Melissa and Sizanenhle, both aged 10, attend the aftercare sessions at Timbuktu in the Valley, a skills development project in Johannesburg. All images by Thom Pierce.

Sizanenhle wants to be a scientist when she grows up. Or a lawyer, maybe. She hasn’t decided yet, but knows that both options will involve “lots of homework” between now and then. Melissa also wants to be a scientist, but her passion is dinosaurs, and while she can’t remember what the word is for a “dinosaur scientist” or even commit to a favourite dinosaur (“they’re all my favourites”), she can tell you where exactly to find out about them so you can choose a favourite for yourself. 

When they aren’t planning their future careers, the two girls are working on their business idea — making and selling body lotions and other natural beauty products — and researching ingredients and packaging materials. Sizanenhle has saved page after page of recipes and information on the computer she uses at Timbuktu in the Valley, the skills development space where the girls meet in the afternoons when they return from their separate schools. They plan to sell their products at local markets, or even on the web itself. Melissa gives an overview of what they’ve found in their research. “You can make it cheaply, or more expensive, but then you have to have people to buy it. You need a good name for your business. You need to work hard”. 

Their confidence, and independence, in using the web to access information is remarkable when one considers their context. In South Africa, where  50% of the population has basic internet access, only 13% of people are meaningfully connected and are able to use the web regularly and reliably. Little girls in low-income communities are rarely represented in that figure. 

Christinah, a facilitator at the school, has seen the difference that regular internet access can make in the lives of young people who, through frequent exposure, become comfortable and capable= using the web to pursue opportunities and interests. “There seems to be a belief that kids from certain backgrounds lack curiosity, or intention. But that’s not the case at all. For some kids, their backgrounds are full of deprivation. They have curiosity, but nowhere to put it. The internet becomes an outlet for that, and they can be independent too, which matters when there is no one at home to guide this. The independence is so important”. 

This agency and self-sufficiency needs to be supported with regular internet use, not ad hoc access which is so often all that children in these environments can expect, relying on public internet cafes or shared devices at best. 
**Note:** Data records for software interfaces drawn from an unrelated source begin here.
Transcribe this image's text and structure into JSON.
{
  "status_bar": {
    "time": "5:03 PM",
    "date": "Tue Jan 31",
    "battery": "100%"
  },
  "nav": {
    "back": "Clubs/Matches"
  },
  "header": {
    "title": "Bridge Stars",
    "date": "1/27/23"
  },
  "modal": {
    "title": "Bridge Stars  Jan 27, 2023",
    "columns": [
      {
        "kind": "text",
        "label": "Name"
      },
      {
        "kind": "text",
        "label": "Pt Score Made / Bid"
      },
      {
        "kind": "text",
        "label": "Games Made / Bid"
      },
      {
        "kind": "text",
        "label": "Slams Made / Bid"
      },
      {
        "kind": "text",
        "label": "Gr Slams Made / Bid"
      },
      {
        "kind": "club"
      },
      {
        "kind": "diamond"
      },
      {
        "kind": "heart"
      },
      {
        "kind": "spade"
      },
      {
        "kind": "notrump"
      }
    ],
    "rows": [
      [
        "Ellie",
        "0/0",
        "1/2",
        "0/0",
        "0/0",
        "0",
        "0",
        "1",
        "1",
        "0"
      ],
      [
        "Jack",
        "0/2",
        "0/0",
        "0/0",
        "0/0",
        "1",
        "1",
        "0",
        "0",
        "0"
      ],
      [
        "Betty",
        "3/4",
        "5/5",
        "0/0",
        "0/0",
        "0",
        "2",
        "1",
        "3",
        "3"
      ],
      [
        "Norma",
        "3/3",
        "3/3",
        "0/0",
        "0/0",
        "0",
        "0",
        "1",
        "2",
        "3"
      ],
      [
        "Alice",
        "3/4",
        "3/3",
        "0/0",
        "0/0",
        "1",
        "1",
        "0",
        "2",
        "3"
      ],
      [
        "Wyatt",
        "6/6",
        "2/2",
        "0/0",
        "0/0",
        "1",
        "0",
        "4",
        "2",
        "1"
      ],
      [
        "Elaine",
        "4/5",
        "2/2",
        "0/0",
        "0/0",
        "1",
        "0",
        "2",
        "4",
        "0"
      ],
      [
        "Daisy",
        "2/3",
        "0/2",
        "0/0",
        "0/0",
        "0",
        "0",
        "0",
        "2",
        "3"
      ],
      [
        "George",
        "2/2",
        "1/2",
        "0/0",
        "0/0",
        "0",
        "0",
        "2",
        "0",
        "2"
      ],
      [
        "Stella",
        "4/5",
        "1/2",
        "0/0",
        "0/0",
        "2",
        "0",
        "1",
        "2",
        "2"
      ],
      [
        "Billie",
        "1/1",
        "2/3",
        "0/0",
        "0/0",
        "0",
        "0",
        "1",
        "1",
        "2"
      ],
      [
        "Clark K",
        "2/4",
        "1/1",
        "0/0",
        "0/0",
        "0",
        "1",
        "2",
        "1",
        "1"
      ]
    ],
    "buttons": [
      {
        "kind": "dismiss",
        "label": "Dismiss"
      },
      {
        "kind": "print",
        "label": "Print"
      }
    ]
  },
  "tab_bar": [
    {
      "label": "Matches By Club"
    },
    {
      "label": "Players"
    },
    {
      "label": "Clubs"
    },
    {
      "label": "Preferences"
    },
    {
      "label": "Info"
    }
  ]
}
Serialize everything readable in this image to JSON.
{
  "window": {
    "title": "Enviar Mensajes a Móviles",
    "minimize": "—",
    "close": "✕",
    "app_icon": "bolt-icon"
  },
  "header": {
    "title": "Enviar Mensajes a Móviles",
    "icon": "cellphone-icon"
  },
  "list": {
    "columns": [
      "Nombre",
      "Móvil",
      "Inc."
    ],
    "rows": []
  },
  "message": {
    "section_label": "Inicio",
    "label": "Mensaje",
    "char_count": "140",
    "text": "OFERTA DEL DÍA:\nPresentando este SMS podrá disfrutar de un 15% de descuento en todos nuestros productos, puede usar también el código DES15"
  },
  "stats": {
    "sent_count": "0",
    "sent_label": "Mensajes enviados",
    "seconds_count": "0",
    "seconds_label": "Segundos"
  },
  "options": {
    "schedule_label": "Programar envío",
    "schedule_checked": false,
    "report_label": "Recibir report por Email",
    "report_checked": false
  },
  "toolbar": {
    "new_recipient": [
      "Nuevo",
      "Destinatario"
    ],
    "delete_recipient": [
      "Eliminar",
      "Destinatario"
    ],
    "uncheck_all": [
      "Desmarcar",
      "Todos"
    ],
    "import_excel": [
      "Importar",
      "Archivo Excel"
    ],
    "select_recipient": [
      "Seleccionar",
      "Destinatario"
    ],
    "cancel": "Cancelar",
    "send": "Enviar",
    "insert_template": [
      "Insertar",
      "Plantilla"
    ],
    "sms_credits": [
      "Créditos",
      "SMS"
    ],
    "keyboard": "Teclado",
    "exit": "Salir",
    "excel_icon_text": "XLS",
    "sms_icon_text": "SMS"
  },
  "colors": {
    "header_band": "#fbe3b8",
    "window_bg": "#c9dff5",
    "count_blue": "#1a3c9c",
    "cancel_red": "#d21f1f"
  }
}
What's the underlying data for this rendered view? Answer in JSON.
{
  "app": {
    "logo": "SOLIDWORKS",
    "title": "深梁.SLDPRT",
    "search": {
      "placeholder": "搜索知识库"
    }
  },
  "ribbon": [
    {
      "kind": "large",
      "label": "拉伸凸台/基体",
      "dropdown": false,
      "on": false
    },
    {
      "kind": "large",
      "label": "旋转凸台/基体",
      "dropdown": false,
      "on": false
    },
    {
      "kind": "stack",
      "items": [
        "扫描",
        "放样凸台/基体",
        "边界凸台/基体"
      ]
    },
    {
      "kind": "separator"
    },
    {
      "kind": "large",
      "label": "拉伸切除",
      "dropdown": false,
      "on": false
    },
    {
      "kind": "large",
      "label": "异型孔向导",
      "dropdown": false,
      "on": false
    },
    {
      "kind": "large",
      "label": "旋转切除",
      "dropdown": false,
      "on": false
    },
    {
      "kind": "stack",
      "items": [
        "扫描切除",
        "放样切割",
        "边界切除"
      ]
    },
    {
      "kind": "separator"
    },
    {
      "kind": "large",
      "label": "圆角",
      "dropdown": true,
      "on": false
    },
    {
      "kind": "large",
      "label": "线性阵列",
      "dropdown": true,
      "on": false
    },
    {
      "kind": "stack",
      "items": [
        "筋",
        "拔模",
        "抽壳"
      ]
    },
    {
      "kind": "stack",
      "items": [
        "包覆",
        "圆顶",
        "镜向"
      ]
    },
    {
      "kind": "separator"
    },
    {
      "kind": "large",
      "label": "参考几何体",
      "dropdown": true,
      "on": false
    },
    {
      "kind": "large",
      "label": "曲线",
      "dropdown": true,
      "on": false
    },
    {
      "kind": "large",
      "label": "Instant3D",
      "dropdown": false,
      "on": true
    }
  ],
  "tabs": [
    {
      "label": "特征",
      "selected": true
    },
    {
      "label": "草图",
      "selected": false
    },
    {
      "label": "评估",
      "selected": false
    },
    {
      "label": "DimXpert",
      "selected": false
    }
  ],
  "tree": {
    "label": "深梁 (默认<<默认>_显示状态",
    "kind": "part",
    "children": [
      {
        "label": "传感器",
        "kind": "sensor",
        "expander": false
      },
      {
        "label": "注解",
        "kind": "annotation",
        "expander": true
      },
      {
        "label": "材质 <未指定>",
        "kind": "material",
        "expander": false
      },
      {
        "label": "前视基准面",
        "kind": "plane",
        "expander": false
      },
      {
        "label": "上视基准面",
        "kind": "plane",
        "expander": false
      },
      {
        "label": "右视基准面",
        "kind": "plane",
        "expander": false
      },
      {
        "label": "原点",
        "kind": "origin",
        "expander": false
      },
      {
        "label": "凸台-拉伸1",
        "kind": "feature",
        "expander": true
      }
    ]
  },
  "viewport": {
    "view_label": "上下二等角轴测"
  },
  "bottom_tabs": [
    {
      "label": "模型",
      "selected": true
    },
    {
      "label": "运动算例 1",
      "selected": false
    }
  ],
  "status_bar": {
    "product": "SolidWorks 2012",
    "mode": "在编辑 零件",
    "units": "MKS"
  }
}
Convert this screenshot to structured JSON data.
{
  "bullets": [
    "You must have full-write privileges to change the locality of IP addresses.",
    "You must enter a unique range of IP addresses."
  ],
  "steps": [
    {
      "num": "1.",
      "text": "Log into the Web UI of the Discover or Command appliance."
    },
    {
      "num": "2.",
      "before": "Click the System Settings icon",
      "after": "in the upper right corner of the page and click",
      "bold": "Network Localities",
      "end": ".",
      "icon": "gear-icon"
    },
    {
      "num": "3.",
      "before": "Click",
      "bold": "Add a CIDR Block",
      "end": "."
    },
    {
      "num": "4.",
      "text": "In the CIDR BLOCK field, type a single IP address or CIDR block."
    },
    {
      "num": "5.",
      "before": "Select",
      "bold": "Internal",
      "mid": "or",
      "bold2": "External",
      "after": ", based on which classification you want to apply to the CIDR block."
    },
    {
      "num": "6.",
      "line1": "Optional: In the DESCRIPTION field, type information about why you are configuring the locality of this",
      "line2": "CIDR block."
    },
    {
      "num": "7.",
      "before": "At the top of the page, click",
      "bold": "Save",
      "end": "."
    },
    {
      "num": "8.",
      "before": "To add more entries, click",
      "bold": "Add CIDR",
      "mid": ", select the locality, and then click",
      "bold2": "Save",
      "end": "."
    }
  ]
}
“You see this brightness, where the children are starting to realise what possibilities are, and how there are things out there that can enrich them, expand their world a bit. But then you see the sadness that comes in when they realise they don’t have this at home, the anxiety that they will lose what they have gained. It’s like a door opens for them and is shut again. They know they are missing out. They lose motivation”. 

Sizanenhle and Melissa are not the only children at Timbuktu in the Valley who offer a glimpse into what possibilities are created when children, regardless of their backgrounds, are given access to the tools they need to empower themselves. 

“There is another girl, Pearl, who discovered ballet on YouTube. She is teaching herself. She is so focused on progress. She will say ‘can I borrow your phone?’ and then sit and watch videos about techniques. And because of this curiosity, combined with access to the internet, she is now coming to me with the phone number of someone who can teach her, with lists of schools”. 

It is quite difficult to get Sizanenhle and Melissa to speak about what the internet means to them, and what they would do if they could use it more often.They both want to continue working on their business idea, and say they are “almost ready” to start approaching weekend flea markets to get their own stall – or will try sell their products online, like they’ve seen on Instagram and YouTube.  Melissa, of course, says she would use the internet to research even more about dinosaurs, and Sizanenhle would maybe find homework a bit easier if she had more time to do it, no longer restricted to using devices at the centre. These girls are far less interested in the internet as a distinct platform than they are the world of knowledge they access through it, and they would far rather talk about beauty, ghost stories, history, fashion, art or cartoons. Or dinosaurs. 

Christinah sums it up. “If you don’t know something, you just keep quiet. And then, like these girls, you realise you know things. You have things to talk about. You have things to say. And that builds confidence. That’s what they find online”.

Have a look at our latest data on meaningful connectivity, and read more about the power of meaningful connectivity here.